In it, but not of it. TPM DC
"Let's not let a domestic issue such as tax increases interfere...with our nation's security," Sen. John McCain (R-AZ) -- the top Armed Services Committee Republican -- told reporters at a Thursday Capitol briefing.
"We're not going to use a millionaire tax to fix every problem around here," Sen. Lindsey Graham (R-SC) added. "We have a problem with that because we think it's about jobs."
Why are the jobs that would supposedly be lost as a result of a millionaires tax better than the ones that will be lost by phasing out federal jobs? Sen. Jon Kyl (R-AZ) finessed the question.
"We're not laying anybody off, we're not proposing to fire anybody," Kyl said. "We're simply saying as people retire or quit and go to another job in the private sector or for what ever reason they leave the federal workforce, we don't have to replace all of them -- we can replace two out of every three."
But that still shrinks the total number of jobs available to workers, reducing labor demand, forcing more people to compete for fewer openings. I asked Graham about this after the briefing.
"It's a spot not filled in the public sector. That doesn't mean it can't be filled in the private sector. We believe that the growth of government has been too large.... That's something we should do apart from defense. I would want to do that no matter if you had a defense problem."

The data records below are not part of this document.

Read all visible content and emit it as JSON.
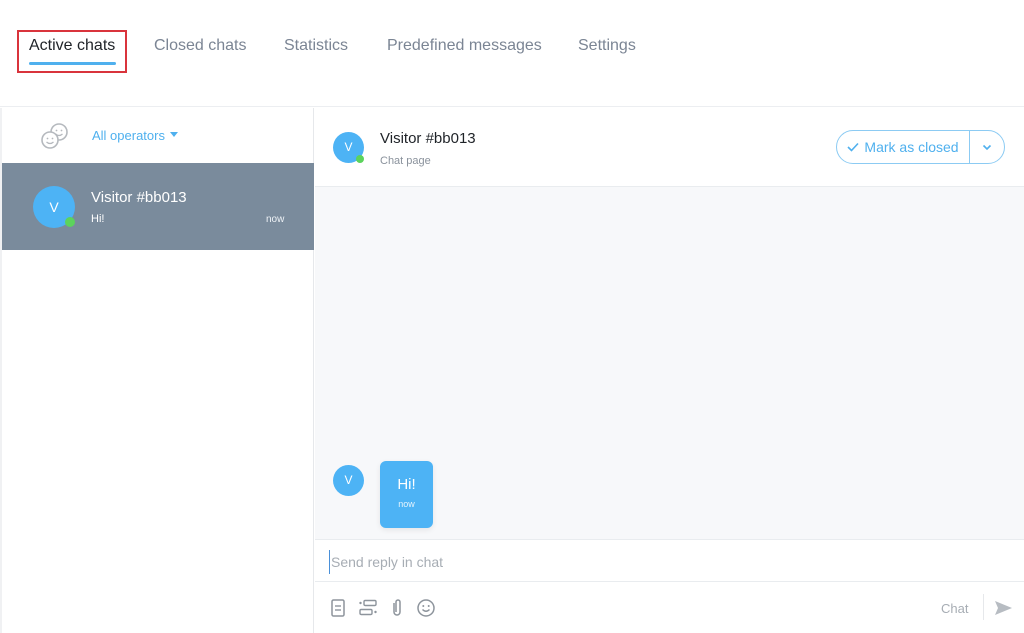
{
  "nav": {
    "tabs": [
      {
        "label": "Active chats",
        "active": true
      },
      {
        "label": "Closed chats",
        "active": false
      },
      {
        "label": "Statistics",
        "active": false
      },
      {
        "label": "Predefined messages",
        "active": false
      },
      {
        "label": "Settings",
        "active": false
      }
    ],
    "accent_color": "#4fb0ee",
    "highlight_color": "#d9343c"
  },
  "sidebar": {
    "operators_icon": "operators-icon",
    "operator_filter": "All operators",
    "chats": [
      {
        "avatar_initial": "V",
        "name": "Visitor #bb013",
        "preview": "Hi!",
        "time": "now",
        "online": true,
        "selected": true
      }
    ]
  },
  "conversation": {
    "header": {
      "avatar_initial": "V",
      "name": "Visitor #bb013",
      "subtitle": "Chat page",
      "mark_closed_label": "Mark as closed"
    },
    "messages": [
      {
        "avatar_initial": "V",
        "text": "Hi!",
        "time": "now"
      }
    ],
    "reply": {
      "placeholder": "Send reply in chat",
      "value": ""
    },
    "toolbar": {
      "icons": [
        "document-icon",
        "predefined-list-icon",
        "attachment-icon",
        "emoji-icon"
      ],
      "mode_label": "Chat",
      "send_icon": "send-icon"
    }
  }
}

That's the big reveal. The jobs the GOP wants to phase out are the kind of jobs that shrink the government when they disappear. Since raising taxes on millionaires doesn't have that effect, they're not so keen on it.